Dural tears represent a serious challenge for the spine surgeon as well as the patient. Nerve injury, spinal fluid leak and meningitis are all possible complications of a dural tear. Dural tears usually occur in re-operation where the dura is adherent to perineural and peridural scar tissue. This situation as well as dura adherent to periosteum is usually evident on adequate pre-operative MRI scans.
Dural tears are less likely to occur in a primary operative (virgin spine) procedure. They may actually exist prior to surgery where a freely sequestered fragment of disc material has torn a nerve axilla and produced its own tamponade. In this circumstance the removal of the fragment may remove the tamponade and spinal fluid leakage is then seen. The appropriate repair of dural tears requires skill and the right surgical tools and well as appropriate assistive devices.
When a linear tear occurs in the dura optimal closure involves the placement of sutures for a water tight closure. The most secure closure is with interrupted sutures rather than a “running” stitch as shown on the left. Silk is the best material for dural suture as it enhances fibroblast proliferation.
Poor quality dural closure or failure to use adequate magnification and illumination makes it difficult for the surgeon to differentiate nerve root from the dura itself. This can result in nerves being injured by the suture process or to have nerves herniating through the closure site. Significant patient disability can result from this.
When dural tears are amenable to suture repair but patching is required the surgeon has a number of dural substitutes to chose from:
- Autogenous- tensor facia lata
- Allograft- cadaver dura
- Synthetic- Goretex
An important tool in avoiding or controlling dural problems is the appropriate utilization of autogenous free fat grafts. The use of this autogenous tissue is not only valuable in preventing excessive post-operative scarring but also in sealing dural tears not amenable to
primary repair with sutures.
This illustration by Mayfield shows the incorporation of an autogenous fat graft with a suture as a means of closing a dural defect. Free fat grafts applied properly can often serve to tamponade and seal dural defects without associated sutures (particularly in situations where suturing is not possible).
If dural repair is not water-tight it is important to keep the patient flat in bed for at least 24 hours. If cerebrospinal fluid leakage then occurs spinal drainage should be instituted (as well as prophylactic antibiotic coverage). Shown here is a spinal drainage system in use. It is important to maintain the system at a proper height. If placed too low excessive fluid can be drawn from the subarachnoid space causing patient injury, and even death.
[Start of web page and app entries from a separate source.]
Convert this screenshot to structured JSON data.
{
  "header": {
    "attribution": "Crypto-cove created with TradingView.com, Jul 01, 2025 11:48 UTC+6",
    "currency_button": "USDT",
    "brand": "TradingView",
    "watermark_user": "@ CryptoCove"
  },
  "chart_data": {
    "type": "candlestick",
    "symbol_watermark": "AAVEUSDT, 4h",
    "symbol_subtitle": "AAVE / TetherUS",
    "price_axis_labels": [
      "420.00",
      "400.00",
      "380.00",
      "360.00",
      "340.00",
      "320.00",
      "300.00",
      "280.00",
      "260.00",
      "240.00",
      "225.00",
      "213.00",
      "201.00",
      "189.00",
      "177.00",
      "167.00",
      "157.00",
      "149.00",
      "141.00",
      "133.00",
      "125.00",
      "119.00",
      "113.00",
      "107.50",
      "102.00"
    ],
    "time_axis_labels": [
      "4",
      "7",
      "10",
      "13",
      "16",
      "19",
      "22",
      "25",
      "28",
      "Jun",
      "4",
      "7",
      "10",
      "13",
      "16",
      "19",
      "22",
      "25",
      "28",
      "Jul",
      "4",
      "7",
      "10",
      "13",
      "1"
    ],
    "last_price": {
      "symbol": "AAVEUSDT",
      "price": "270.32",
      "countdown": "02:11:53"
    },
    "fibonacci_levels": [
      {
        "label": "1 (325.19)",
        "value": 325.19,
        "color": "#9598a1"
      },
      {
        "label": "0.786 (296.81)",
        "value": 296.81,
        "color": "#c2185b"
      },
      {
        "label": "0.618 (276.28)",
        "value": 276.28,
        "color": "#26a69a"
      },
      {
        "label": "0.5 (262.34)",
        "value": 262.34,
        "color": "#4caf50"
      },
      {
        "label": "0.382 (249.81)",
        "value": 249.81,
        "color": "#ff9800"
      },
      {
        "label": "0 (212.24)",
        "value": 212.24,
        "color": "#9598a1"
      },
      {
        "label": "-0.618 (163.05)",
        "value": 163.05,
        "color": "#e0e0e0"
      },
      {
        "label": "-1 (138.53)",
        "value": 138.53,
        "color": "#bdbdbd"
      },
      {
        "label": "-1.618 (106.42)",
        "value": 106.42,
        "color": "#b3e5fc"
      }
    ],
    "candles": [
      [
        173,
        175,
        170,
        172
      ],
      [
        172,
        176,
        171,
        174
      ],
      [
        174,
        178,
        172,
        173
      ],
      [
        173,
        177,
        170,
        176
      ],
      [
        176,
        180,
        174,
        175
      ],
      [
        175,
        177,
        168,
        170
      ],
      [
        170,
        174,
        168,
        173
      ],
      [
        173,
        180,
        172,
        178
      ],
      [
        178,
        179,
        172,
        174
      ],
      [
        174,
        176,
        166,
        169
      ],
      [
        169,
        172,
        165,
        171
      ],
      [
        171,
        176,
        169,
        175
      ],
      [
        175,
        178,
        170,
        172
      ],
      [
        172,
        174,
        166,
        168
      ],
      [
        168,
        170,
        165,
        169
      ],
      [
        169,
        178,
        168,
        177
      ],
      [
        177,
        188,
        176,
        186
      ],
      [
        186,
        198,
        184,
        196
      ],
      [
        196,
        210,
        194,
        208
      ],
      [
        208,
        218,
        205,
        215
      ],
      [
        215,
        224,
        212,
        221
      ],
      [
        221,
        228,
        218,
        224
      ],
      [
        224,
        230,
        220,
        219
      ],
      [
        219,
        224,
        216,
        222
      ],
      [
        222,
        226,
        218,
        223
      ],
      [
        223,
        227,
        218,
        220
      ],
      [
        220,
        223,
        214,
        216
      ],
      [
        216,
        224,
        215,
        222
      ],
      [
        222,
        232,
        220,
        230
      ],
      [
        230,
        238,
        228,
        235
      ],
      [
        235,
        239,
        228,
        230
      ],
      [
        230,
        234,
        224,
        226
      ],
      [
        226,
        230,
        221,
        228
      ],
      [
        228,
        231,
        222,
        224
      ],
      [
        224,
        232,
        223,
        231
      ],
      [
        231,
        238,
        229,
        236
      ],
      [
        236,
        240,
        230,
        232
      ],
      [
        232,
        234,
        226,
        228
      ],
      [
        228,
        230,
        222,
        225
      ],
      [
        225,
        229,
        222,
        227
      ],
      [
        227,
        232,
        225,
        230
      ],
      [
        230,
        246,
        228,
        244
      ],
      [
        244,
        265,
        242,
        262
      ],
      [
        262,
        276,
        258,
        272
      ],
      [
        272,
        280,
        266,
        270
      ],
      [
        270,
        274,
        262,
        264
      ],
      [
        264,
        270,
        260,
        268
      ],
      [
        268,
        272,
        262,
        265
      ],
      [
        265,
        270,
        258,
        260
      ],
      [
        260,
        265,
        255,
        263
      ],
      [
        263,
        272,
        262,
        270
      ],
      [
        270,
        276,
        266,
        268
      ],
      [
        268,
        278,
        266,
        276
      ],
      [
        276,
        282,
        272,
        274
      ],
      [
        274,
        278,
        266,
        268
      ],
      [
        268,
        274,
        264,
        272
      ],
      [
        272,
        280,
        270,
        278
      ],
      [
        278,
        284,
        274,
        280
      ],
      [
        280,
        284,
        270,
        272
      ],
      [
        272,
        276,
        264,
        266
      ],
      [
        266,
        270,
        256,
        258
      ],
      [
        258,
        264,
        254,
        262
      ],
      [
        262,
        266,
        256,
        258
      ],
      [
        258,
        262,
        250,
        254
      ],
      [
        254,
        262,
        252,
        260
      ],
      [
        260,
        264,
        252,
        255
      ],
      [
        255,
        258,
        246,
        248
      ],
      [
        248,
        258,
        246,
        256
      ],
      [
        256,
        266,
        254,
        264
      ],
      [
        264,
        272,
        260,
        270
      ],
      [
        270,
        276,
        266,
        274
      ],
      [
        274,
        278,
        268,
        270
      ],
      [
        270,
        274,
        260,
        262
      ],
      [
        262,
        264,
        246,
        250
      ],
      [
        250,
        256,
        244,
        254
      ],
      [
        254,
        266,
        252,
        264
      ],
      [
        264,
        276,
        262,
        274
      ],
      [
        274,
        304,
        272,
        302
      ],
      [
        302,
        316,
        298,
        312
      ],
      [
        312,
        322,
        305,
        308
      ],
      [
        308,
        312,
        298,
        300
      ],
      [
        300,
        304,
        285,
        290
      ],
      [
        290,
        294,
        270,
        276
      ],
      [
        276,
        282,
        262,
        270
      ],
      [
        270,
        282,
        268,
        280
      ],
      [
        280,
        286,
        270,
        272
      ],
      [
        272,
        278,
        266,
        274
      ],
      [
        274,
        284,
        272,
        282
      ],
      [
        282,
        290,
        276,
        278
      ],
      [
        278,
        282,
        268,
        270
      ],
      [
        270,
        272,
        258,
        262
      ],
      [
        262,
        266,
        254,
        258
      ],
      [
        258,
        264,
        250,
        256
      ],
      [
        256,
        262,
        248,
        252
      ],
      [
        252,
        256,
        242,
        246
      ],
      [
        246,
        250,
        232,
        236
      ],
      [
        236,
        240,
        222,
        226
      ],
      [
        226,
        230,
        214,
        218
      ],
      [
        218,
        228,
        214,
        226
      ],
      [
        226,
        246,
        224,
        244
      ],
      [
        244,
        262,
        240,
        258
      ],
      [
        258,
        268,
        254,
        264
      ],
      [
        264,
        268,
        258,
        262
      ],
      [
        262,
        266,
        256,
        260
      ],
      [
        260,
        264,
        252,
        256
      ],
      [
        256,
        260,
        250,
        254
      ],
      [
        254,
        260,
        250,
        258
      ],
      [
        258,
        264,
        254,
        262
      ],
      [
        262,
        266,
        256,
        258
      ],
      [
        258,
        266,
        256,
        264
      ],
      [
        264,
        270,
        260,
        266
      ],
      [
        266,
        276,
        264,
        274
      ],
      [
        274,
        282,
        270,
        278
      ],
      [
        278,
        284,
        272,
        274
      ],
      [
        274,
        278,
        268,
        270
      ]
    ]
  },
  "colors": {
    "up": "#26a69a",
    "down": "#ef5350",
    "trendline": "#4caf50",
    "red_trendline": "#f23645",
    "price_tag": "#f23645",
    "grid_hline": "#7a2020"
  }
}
The control of spinal fluid leaks requires a plan of action. This may also include decreasing normal spinal fluid production by the use of steroids or drugs such as Diamox. Enforced bed rest carries with it the added risk of thrombophlebitis, deep vein thromboses and pulmonary emboli. All of these factors must be taken into consideration for
proper problem management.